» **WORK INSTRUCTIONS**: Go through the records and copy each line where the word "Zone" occurs.

▼▼▼

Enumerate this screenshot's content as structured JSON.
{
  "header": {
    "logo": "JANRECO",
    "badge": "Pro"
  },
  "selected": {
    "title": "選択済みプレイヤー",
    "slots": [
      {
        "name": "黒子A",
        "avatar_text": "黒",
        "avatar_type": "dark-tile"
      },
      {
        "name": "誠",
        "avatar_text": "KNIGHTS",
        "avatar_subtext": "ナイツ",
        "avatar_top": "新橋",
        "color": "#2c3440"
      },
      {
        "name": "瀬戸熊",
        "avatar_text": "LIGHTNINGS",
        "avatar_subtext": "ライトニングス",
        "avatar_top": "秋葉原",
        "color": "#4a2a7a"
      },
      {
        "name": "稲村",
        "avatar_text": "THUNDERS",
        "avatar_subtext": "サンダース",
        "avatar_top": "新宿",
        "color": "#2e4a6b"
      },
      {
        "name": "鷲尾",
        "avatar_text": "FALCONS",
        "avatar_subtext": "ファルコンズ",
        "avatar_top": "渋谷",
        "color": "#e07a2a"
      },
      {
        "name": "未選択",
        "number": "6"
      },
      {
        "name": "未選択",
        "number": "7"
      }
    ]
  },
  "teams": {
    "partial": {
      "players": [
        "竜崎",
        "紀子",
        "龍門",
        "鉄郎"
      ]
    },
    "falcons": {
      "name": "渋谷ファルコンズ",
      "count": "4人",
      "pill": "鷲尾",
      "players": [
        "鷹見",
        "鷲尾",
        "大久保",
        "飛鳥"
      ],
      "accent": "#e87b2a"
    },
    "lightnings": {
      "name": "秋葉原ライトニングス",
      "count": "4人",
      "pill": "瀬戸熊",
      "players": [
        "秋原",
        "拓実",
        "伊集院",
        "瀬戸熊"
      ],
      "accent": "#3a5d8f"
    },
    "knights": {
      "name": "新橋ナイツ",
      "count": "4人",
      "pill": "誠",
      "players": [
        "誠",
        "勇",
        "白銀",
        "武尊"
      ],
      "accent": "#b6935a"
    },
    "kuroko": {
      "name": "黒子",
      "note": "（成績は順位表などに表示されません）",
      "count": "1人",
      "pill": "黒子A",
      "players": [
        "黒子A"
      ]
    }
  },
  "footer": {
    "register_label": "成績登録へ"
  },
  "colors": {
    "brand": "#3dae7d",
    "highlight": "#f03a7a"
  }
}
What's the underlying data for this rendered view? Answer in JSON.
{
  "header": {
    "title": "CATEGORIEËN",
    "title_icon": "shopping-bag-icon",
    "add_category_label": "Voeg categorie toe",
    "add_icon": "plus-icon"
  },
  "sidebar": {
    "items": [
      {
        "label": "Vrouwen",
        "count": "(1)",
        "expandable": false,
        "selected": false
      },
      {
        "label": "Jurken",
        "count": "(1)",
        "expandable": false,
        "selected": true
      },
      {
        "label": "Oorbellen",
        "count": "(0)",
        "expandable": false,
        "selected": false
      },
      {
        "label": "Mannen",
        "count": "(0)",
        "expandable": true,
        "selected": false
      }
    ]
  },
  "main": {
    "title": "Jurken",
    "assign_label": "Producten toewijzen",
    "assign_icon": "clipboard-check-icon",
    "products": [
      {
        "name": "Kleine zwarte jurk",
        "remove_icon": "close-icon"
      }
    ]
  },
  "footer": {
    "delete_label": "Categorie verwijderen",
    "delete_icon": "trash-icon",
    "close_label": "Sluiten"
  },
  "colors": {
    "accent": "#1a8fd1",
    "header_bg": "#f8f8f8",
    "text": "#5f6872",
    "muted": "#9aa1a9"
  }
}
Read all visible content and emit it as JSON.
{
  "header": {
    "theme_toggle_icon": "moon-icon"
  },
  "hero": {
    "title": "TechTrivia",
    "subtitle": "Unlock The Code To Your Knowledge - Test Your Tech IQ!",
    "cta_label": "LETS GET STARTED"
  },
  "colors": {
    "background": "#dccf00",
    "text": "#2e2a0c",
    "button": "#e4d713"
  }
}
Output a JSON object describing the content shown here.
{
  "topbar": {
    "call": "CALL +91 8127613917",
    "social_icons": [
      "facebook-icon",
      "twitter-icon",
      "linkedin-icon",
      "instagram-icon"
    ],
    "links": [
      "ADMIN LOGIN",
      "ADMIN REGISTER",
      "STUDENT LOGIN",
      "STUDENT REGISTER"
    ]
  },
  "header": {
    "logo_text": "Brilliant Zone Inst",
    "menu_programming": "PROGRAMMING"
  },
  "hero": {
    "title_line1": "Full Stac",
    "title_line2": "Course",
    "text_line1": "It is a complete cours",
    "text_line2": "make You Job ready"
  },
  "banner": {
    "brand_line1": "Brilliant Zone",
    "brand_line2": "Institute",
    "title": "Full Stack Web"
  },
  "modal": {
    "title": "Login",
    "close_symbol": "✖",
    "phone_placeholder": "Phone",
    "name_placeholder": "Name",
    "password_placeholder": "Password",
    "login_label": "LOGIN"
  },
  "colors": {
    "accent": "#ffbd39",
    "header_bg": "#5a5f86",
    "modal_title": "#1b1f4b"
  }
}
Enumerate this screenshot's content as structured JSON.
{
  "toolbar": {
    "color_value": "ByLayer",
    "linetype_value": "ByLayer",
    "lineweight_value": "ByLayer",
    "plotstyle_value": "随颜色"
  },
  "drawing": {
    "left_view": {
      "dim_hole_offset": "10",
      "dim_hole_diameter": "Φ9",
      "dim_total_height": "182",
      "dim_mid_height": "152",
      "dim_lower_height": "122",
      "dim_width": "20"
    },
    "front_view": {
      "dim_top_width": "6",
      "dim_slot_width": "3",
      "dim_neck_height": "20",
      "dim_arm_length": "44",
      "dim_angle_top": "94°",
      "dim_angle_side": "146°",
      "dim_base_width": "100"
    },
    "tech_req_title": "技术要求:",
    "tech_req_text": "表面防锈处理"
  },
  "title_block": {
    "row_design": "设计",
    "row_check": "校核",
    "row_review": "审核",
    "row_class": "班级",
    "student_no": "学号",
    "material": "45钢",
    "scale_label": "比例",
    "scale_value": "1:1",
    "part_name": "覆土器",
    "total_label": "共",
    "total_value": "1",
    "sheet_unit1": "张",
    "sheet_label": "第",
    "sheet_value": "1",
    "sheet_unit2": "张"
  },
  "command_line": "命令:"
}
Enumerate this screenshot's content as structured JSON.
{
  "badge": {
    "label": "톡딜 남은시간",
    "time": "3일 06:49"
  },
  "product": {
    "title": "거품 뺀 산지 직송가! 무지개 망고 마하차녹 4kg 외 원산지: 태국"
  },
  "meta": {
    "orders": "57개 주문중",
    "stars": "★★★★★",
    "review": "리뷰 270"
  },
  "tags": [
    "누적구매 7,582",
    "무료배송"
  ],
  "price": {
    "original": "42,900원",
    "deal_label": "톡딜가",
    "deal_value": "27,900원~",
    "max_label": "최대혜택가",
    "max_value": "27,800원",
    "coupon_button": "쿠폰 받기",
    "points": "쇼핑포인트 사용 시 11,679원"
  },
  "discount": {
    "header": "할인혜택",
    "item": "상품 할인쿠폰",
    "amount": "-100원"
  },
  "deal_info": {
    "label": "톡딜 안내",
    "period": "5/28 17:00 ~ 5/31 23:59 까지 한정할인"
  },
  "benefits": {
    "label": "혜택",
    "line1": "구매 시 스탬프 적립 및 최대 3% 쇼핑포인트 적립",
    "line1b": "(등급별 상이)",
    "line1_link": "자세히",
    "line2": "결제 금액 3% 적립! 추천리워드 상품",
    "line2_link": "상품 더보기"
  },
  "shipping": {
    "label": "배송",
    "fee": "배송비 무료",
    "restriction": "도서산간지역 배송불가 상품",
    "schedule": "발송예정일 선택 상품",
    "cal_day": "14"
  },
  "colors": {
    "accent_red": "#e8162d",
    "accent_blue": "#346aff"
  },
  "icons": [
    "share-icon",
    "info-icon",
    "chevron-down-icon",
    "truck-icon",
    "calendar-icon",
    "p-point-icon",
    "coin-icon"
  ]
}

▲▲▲

» **OUTPUT FOR THIS EXERCISE**:
    "logo_text": "Brilliant Zone Inst",
    "brand_line1": "Brilliant Zone",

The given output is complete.